erythema after topical immunomodulator use and its inhibition by aspirin. Arch Dermatol 2004;140:1014-5.
90. Sirinek KR, O’Dorisio TM, Howe B, McFee AS. Neurotensin,
vasoactive intestinal peptide, and Roux-en-Y gastrojejunostomy. Their role in the dumping syndrome. Arch Surg 1985;
91. McReynolds SM, Freidberg SR, Guay AT, Lee AK, Pazianos AG,
Hussain SF. Hot flushes in men with pituitary adenoma. Surg
Neurol 1995;44:14-7.
92. Nicholls DP, Anderson DC. Clinical aspects of androgen
deficiency in men. Andrologia 1982;14:379-88.
93. Uede K, Furukawa F. Skin manifestations in acute arsenic
poisoning from the Wakayama curry-poisoning incident. Br J
Dermatol 2003;149:757-62.
94. Myers BM, Miralles GD, Taylor CA, Gastineau DA, Pisani RJ,
Talley NJ. POEMS syndrome with idiopathic flushing mimicking carcinoid syndrome. Am J Med 1991;90:646-8.
95. Rosenthal S, Schwartz JH, Canellos GP. Basophilic chronic
granulocytic leukaemia with hyperhistaminaemia. Br J Haematol 1977;36:367-72.
96. Tkezawa H, Hayashi H, Matsukage H. Edema (of the face and
extremities), flushing and sense of fatigue of the extremities
(hypokalemia, osteoporosis and hypertension): bronchial
carcinoid (ACTH-producing tumor). Nippon Rinsho 1975;

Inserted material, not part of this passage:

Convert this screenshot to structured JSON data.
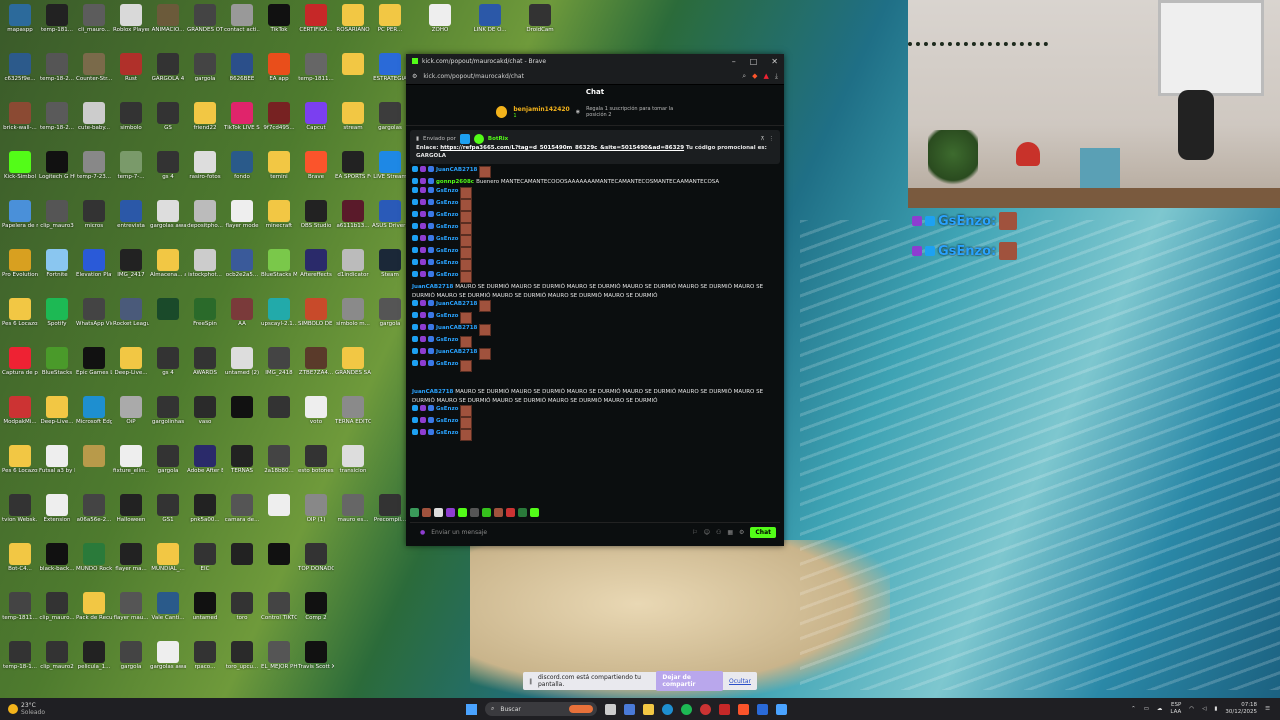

97. Singer W, Kovacs K, Ryan N, Horvath E. Ectopic ACTH
syndrome: clinicopathological correlations. J Clin Pathol
98. Seltzer JL, Goldberg ME, Larijani GE, Ritter DE, Starsnic
MA, Stahl GL, et al. Prostacyclin mediation of vasodilation
following mesenteric traction. Anesthesiology 1988;68:
99. Blanchet P. Paroxystic vasomotor skin manifestations. Ann
Dermatol Venereol 1978;105:1001-7.
100. Niepomniszcze H, Amad RH. Skin disorders and thyroid
diseases. J Endocrinol Invest 2001;24:628-38.
101. Fava M. Depression with anger attacks. J Clin Psychiatry
1998;59(Suppl 18):18-22.